Task goal: Please write out each entry below exactly as given.

Available data:
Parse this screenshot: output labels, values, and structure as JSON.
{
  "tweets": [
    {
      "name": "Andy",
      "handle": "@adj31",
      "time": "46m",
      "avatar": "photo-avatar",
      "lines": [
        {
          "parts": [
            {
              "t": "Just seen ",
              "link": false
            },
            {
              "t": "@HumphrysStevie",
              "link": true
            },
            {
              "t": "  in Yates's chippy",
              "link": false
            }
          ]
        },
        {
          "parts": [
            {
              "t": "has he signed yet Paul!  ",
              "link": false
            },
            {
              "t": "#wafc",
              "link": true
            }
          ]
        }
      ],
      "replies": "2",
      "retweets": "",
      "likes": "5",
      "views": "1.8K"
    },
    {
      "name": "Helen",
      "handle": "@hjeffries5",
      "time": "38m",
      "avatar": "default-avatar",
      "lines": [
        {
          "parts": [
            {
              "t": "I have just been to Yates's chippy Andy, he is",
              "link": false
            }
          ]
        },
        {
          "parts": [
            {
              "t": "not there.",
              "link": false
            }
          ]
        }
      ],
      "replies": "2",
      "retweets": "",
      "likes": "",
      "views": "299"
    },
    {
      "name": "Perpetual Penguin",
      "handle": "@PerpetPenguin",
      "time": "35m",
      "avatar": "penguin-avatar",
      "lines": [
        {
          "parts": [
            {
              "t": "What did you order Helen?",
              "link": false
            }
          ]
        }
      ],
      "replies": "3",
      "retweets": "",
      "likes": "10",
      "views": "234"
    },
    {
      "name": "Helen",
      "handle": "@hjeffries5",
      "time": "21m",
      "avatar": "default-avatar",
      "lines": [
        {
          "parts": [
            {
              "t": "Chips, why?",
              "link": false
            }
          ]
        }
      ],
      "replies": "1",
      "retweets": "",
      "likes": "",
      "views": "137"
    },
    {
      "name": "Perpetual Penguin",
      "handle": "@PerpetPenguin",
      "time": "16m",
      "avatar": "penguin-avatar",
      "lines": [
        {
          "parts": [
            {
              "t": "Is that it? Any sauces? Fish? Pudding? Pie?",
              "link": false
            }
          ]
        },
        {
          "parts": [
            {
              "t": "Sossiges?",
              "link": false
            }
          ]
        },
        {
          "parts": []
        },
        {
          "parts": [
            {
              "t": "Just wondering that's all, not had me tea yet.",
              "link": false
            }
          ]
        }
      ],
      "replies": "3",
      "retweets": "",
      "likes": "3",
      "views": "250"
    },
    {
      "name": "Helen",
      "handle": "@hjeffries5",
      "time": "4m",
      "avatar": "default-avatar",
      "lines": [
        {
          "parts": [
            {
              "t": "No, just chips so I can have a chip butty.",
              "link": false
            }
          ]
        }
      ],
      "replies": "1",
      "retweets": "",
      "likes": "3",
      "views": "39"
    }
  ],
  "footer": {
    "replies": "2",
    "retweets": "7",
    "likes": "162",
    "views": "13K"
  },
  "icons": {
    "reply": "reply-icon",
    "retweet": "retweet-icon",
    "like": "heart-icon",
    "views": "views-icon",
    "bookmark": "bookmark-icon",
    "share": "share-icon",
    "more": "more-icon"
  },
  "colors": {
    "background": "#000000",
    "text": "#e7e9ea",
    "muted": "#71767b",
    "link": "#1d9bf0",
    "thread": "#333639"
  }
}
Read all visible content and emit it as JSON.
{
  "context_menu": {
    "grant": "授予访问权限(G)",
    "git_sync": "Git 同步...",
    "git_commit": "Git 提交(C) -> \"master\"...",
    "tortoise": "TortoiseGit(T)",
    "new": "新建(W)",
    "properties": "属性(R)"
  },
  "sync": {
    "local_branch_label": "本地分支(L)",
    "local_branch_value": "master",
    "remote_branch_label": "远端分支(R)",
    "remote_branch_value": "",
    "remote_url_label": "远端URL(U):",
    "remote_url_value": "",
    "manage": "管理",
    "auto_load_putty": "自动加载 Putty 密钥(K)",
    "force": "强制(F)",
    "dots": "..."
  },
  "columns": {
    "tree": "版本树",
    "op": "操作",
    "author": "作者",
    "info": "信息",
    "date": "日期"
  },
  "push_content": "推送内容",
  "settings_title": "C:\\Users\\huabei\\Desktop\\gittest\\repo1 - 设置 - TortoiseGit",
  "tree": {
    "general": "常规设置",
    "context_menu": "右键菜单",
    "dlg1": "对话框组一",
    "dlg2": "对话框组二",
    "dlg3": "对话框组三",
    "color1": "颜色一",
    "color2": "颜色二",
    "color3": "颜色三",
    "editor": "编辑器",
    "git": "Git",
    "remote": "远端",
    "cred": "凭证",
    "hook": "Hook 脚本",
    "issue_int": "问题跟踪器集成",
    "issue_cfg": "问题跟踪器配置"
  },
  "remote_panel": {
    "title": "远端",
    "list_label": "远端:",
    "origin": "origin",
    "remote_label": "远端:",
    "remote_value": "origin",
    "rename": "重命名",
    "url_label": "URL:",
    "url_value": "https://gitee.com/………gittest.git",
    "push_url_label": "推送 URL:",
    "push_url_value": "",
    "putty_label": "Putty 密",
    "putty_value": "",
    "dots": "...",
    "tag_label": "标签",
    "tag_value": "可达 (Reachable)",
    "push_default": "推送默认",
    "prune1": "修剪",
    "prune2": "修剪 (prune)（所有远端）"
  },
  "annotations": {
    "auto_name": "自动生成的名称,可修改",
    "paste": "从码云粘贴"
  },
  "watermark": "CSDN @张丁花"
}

Worked solution:
Parse this screenshot: output labels, values, and structure as JSON.
{
  "tweets": [
    {
      "name": "Andy",
      "handle": "@adj31",
      "time": "46m",
      "avatar": "photo-avatar",
      "lines": [
        {
          "parts": [
            {
              "t": "Just seen ",
              "link": false
            },
            {
              "t": "@HumphrysStevie",
              "link": true
            },
            {
              "t": "  in Yates's chippy",
              "link": false
            }
          ]
        },
        {
          "parts": [
            {
              "t": "has he signed yet Paul!  ",
              "link": false
            },
            {
              "t": "#wafc",
              "link": true
            }
          ]
        }
      ],
      "replies": "2",
      "retweets": "",
      "likes": "5",
      "views": "1.8K"
    },
    {
      "name": "Helen",
      "handle": "@hjeffries5",
      "time": "38m",
      "avatar": "default-avatar",
      "lines": [
        {
          "parts": [
            {
              "t": "I have just been to Yates's chippy Andy, he is",
              "link": false
            }
          ]
        },
        {
          "parts": [
            {
              "t": "not there.",
              "link": false
            }
          ]
        }
      ],
      "replies": "2",
      "retweets": "",
      "likes": "",
      "views": "299"
    },
    {
      "name": "Perpetual Penguin",
      "handle": "@PerpetPenguin",
      "time": "35m",
      "avatar": "penguin-avatar",
      "lines": [
        {
          "parts": [
            {
              "t": "What did you order Helen?",
              "link": false
            }
          ]
        }
      ],
      "replies": "3",
      "retweets": "",
      "likes": "10",
      "views": "234"
    },
    {
      "name": "Helen",
      "handle": "@hjeffries5",
      "time": "21m",
      "avatar": "default-avatar",
      "lines": [
        {
          "parts": [
            {
              "t": "Chips, why?",
              "link": false
            }
          ]
        }
      ],
      "replies": "1",
      "retweets": "",
      "likes": "",
      "views": "137"
    },
    {
      "name": "Perpetual Penguin",
      "handle": "@PerpetPenguin",
      "time": "16m",
      "avatar": "penguin-avatar",
      "lines": [
        {
          "parts": [
            {
              "t": "Is that it? Any sauces? Fish? Pudding? Pie?",
              "link": false
            }
          ]
        },
        {
          "parts": [
            {
              "t": "Sossiges?",
              "link": false
            }
          ]
        },
        {
          "parts": []
        },
        {
          "parts": [
            {
              "t": "Just wondering that's all, not had me tea yet.",
              "link": false
            }
          ]
        }
      ],
      "replies": "3",
      "retweets": "",
      "likes": "3",
      "views": "250"
    },
    {
      "name": "Helen",
      "handle": "@hjeffries5",
      "time": "4m",
      "avatar": "default-avatar",
      "lines": [
        {
          "parts": [
            {
              "t": "No, just chips so I can have a chip butty.",
              "link": false
            }
          ]
        }
      ],
      "replies": "1",
      "retweets": "",
      "likes": "3",
      "views": "39"
    }
  ],
  "footer": {
    "replies": "2",
    "retweets": "7",
    "likes": "162",
    "views": "13K"
  },
  "icons": {
    "reply": "reply-icon",
    "retweet": "retweet-icon",
    "like": "heart-icon",
    "views": "views-icon",
    "bookmark": "bookmark-icon",
    "share": "share-icon",
    "more": "more-icon"
  },
  "colors": {
    "background": "#000000",
    "text": "#e7e9ea",
    "muted": "#71767b",
    "link": "#1d9bf0",
    "thread": "#333639"
  }
}
Read all visible content and emit it as JSON.
{
  "context_menu": {
    "grant": "授予访问权限(G)",
    "git_sync": "Git 同步...",
    "git_commit": "Git 提交(C) -> \"master\"...",
    "tortoise": "TortoiseGit(T)",
    "new": "新建(W)",
    "properties": "属性(R)"
  },
  "sync": {
    "local_branch_label": "本地分支(L)",
    "local_branch_value": "master",
    "remote_branch_label": "远端分支(R)",
    "remote_branch_value": "",
    "remote_url_label": "远端URL(U):",
    "remote_url_value": "",
    "manage": "管理",
    "auto_load_putty": "自动加载 Putty 密钥(K)",
    "force": "强制(F)",
    "dots": "..."
  },
  "columns": {
    "tree": "版本树",
    "op": "操作",
    "author": "作者",
    "info": "信息",
    "date": "日期"
  },
  "push_content": "推送内容",
  "settings_title": "C:\\Users\\huabei\\Desktop\\gittest\\repo1 - 设置 - TortoiseGit",
  "tree": {
    "general": "常规设置",
    "context_menu": "右键菜单",
    "dlg1": "对话框组一",
    "dlg2": "对话框组二",
    "dlg3": "对话框组三",
    "color1": "颜色一",
    "color2": "颜色二",
    "color3": "颜色三",
    "editor": "编辑器",
    "git": "Git",
    "remote": "远端",
    "cred": "凭证",
    "hook": "Hook 脚本",
    "issue_int": "问题跟踪器集成",
    "issue_cfg": "问题跟踪器配置"
  },
  "remote_panel": {
    "title": "远端",
    "list_label": "远端:",
    "origin": "origin",
    "remote_label": "远端:",
    "remote_value": "origin",
    "rename": "重命名",
    "url_label": "URL:",
    "url_value": "https://gitee.com/………gittest.git",
    "push_url_label": "推送 URL:",
    "push_url_value": "",
    "putty_label": "Putty 密",
    "putty_value": "",
    "dots": "...",
    "tag_label": "标签",
    "tag_value": "可达 (Reachable)",
    "push_default": "推送默认",
    "prune1": "修剪",
    "prune2": "修剪 (prune)（所有远端）"
  },
  "annotations": {
    "auto_name": "自动生成的名称,可修改",
    "paste": "从码云粘贴"
  },
  "watermark": "CSDN @张丁花"
}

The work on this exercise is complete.